DIRECTIONS FOR THIS TASK:
Copy every record exactly, and keep the pictures out.

Page and application data records:
━━━━━━━━━━
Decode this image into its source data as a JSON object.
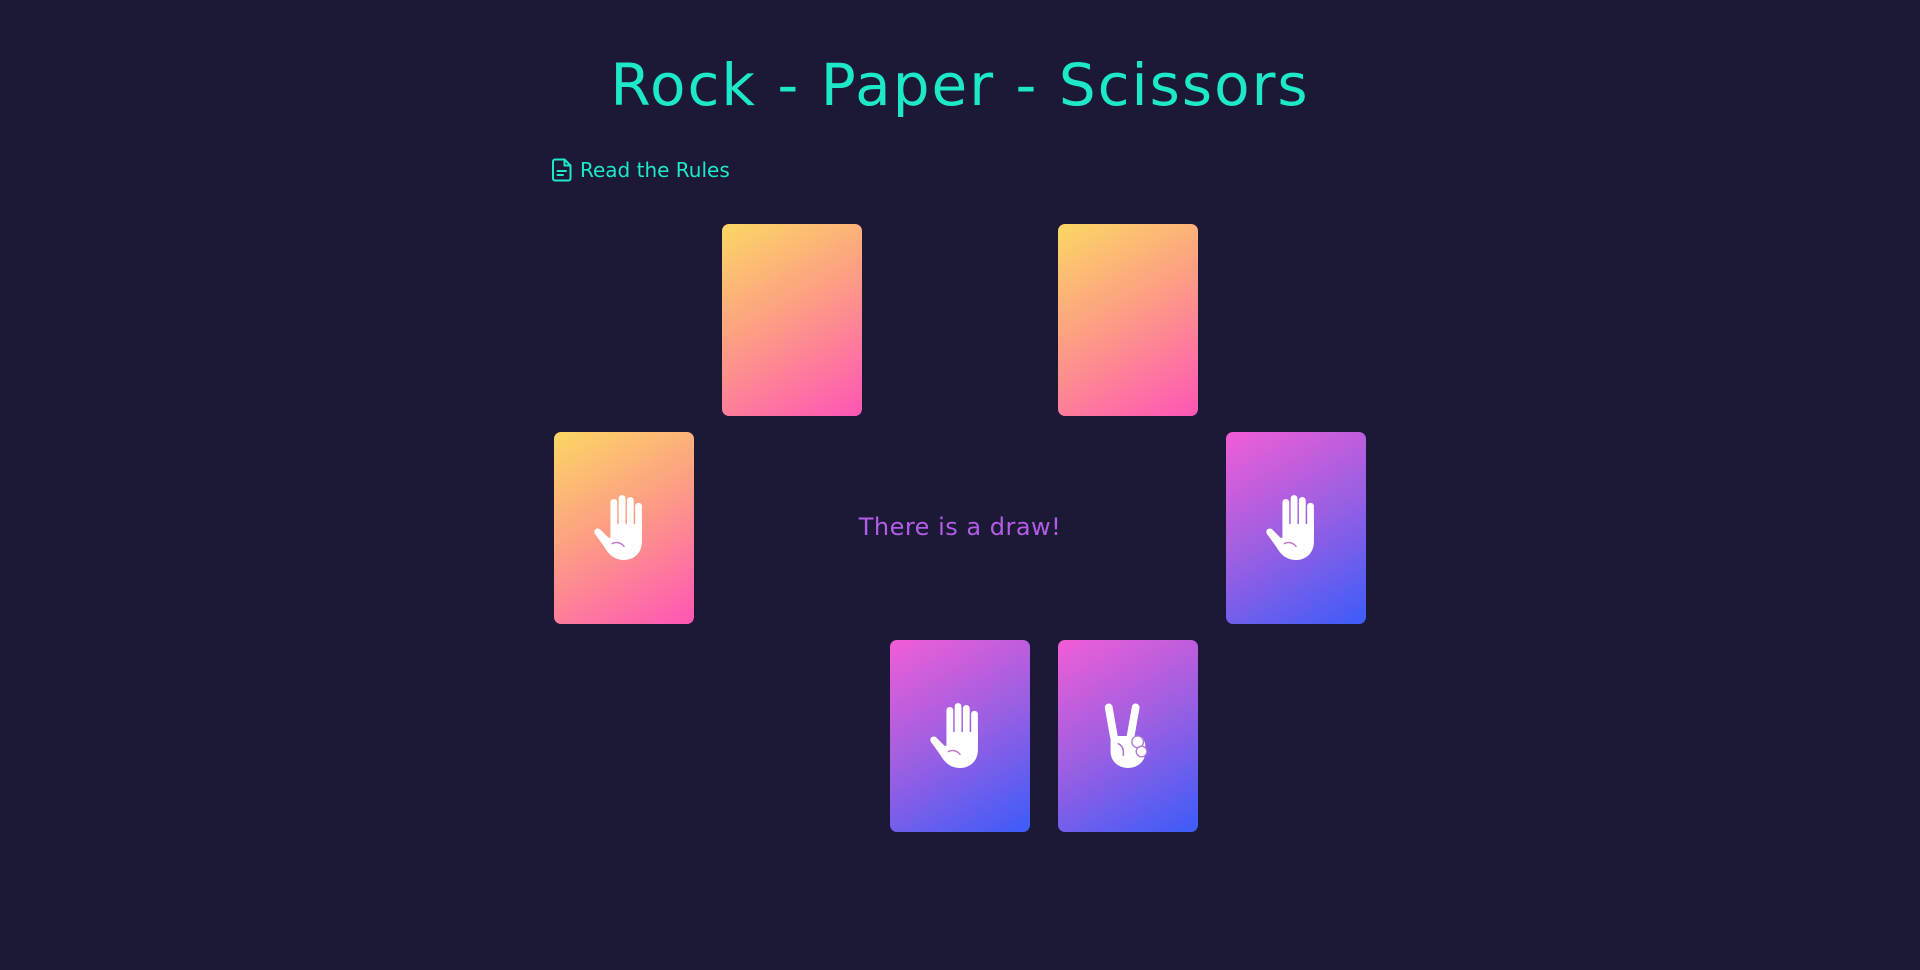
{
  "header": {
    "title": "Rock - Paper - Scissors"
  },
  "rules_link": {
    "label": "Read the Rules",
    "icon": "document-icon"
  },
  "status": {
    "message": "There is a draw!"
  },
  "cards": {
    "top_left": {
      "face": "hidden"
    },
    "top_right": {
      "face": "hidden"
    },
    "middle_left": {
      "face": "paper",
      "icon": "paper-hand-icon"
    },
    "middle_right": {
      "face": "paper",
      "icon": "paper-hand-icon"
    },
    "bottom_left": {
      "face": "paper",
      "icon": "paper-hand-icon"
    },
    "bottom_right": {
      "face": "scissors",
      "icon": "scissors-hand-icon"
    }
  },
  "colors": {
    "background": "#1c1936",
    "accent": "#1de9c8",
    "status_text": "#b25de6",
    "warm_gradient": [
      "#fbd763",
      "#fd9b85",
      "#fe55b6"
    ],
    "cool_gradient": [
      "#f25dd6",
      "#9a5fe2",
      "#3b5cf9"
    ]
  }
}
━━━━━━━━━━
EXERCISE RESULT:
Decode this image into its source data as a JSON object.
{
  "header": {
    "title": "Rock - Paper - Scissors"
  },
  "rules_link": {
    "label": "Read the Rules",
    "icon": "document-icon"
  },
  "status": {
    "message": "There is a draw!"
  },
  "cards": {
    "top_left": {
      "face": "hidden"
    },
    "top_right": {
      "face": "hidden"
    },
    "middle_left": {
      "face": "paper",
      "icon": "paper-hand-icon"
    },
    "middle_right": {
      "face": "paper",
      "icon": "paper-hand-icon"
    },
    "bottom_left": {
      "face": "paper",
      "icon": "paper-hand-icon"
    },
    "bottom_right": {
      "face": "scissors",
      "icon": "scissors-hand-icon"
    }
  },
  "colors": {
    "background": "#1c1936",
    "accent": "#1de9c8",
    "status_text": "#b25de6",
    "warm_gradient": [
      "#fbd763",
      "#fd9b85",
      "#fe55b6"
    ],
    "cool_gradient": [
      "#f25dd6",
      "#9a5fe2",
      "#3b5cf9"
    ]
  }
}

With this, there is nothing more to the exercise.